Yet another explanation for the meaning of 250 in Chinese comes from ancient Chinese money. Old coins were strung together through a hole in the middle, usually in amounts of 1000 (called 吊 diào). The term 半吊子 bàndiàozi (half a 吊 diào), was a self-deprecating term to humbly call yourself “not that smart”. However, half of half a 吊 diào, or 二百五 èrbǎiwǔ was a grave insult to someone else’s intelligence.
Whichever story you like most, 250 is Chinese slang to call someone stupid. You may also see it abbreviated simply as 二 èr or "2".
You: 别问问他，他是个二百五. (Don’t ask him, he’s a moron.)
If someone calls you a 250, you might just want to tell them goodbye in Chinese.
4) 傻叉 shǎchā (Fool/blockhead)
This way to call someone stupid may seem rather innocent in English, but in Chinese it is often used as an alternative to a significantly more offensive term (傻逼 shǎbī, also written SB), especially when in writing.
As a result, it is used only between adults, more often than not in online conversations.
You: 那个网站太难看了，哪个傻叉设计的？ (That website is so ugly, which blockhead set it up?)
5) 对牛弹琴 duìniútánqín (To play a piano to a cow)
This wonderful Chinese idiom can be used in a variety of scenarios. It figuratively means to say or do something that goes over someone’s head.
This idiom describes a scenario where someone does not understand something because they are stupid. Just like a cow could never appreciate or understand the beauty of a song played on the piano, the person you are trying to talk to is too dumb to understand what you are saying.
Friend: Did she understand it?
You: 没有，对牛弹琴. (No, it went right over her head.)
6) 朽木不可雕也 xiǔmù bùkědiāoyě (One cannot carve rotten wood)
This rather lovely idiom is similar to the English idioms “you can’t polish a turd” or “you can’t put lipstick on a pig”.
In essence, this saying means that there is only so much you can do, but if someone is stupid, they really aren’t going to get it.
Friend: I still don’t get it. Can you explain it a fourth time?
You: 朽木不可雕也。(There’s nothing more I can say/do.)
7) 愚蠢 yúchǔn (Foolish or silly)
This slightly more formal way of saying “foolish” or “silly” in Chinese often appears in subtitles on both Chinese and foreign TV shows.
Friend: How did he get into this mess?
You: 他太愚蠢了。(He’s a fool.)
There are plenty of other ways to call someone stupid in Chinese, but we hope this gives you enough options to choose from! Make sure to take note of which Chinese words for “stupid” are used by/for adults and which are used by/for children. If you aren’t careful, you might find that your insult backfires, and your intended target may call you stupid in Chinese in return!

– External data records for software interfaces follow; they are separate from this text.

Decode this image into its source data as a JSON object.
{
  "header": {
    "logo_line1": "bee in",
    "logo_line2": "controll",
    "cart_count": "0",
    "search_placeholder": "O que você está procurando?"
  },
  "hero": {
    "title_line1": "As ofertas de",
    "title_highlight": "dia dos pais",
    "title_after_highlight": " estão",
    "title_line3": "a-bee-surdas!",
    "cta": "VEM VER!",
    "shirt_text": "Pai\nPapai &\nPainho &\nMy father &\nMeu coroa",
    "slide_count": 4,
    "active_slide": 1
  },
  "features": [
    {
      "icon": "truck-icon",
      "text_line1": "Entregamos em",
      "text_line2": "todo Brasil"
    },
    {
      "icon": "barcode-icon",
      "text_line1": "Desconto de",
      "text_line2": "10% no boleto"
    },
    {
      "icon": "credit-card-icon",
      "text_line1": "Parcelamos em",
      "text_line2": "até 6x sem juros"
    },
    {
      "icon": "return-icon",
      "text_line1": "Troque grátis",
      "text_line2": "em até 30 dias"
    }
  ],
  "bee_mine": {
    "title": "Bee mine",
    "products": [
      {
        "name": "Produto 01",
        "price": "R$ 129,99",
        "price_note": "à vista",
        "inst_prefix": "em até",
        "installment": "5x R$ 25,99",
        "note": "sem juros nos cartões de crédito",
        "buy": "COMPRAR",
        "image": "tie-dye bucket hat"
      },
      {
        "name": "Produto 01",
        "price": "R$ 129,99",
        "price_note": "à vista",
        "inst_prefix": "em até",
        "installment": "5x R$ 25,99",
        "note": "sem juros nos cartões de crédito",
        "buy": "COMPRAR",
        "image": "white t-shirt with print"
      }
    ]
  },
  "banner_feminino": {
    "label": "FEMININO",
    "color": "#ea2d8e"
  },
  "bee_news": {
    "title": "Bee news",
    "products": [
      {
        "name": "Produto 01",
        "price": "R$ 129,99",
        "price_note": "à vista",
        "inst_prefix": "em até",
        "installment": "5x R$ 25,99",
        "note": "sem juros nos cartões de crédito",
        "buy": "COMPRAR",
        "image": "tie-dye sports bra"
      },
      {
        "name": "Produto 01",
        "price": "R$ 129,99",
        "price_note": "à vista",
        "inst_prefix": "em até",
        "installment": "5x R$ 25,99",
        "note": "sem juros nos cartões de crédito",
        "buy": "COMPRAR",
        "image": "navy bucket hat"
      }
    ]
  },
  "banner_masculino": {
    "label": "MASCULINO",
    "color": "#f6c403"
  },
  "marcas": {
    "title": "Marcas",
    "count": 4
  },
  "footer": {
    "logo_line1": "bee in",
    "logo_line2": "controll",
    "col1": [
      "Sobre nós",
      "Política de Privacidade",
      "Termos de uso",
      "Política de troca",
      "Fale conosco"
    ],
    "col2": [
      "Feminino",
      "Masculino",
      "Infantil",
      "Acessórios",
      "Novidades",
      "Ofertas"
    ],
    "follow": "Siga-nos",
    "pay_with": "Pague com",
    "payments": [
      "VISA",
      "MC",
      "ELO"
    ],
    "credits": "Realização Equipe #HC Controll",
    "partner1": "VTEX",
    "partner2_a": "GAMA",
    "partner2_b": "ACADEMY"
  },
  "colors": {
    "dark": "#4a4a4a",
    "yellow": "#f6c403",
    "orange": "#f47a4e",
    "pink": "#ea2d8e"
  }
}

If you want to learn more ways to say "stupid" in Chinese, sign up for Chinese classes!
About the Author
Eden has been learning Chinese since 2008. She fell in love with the language, food, and culture and never looked back! Eden lived in China for six years, including in Harbin, Beijing, and Dali.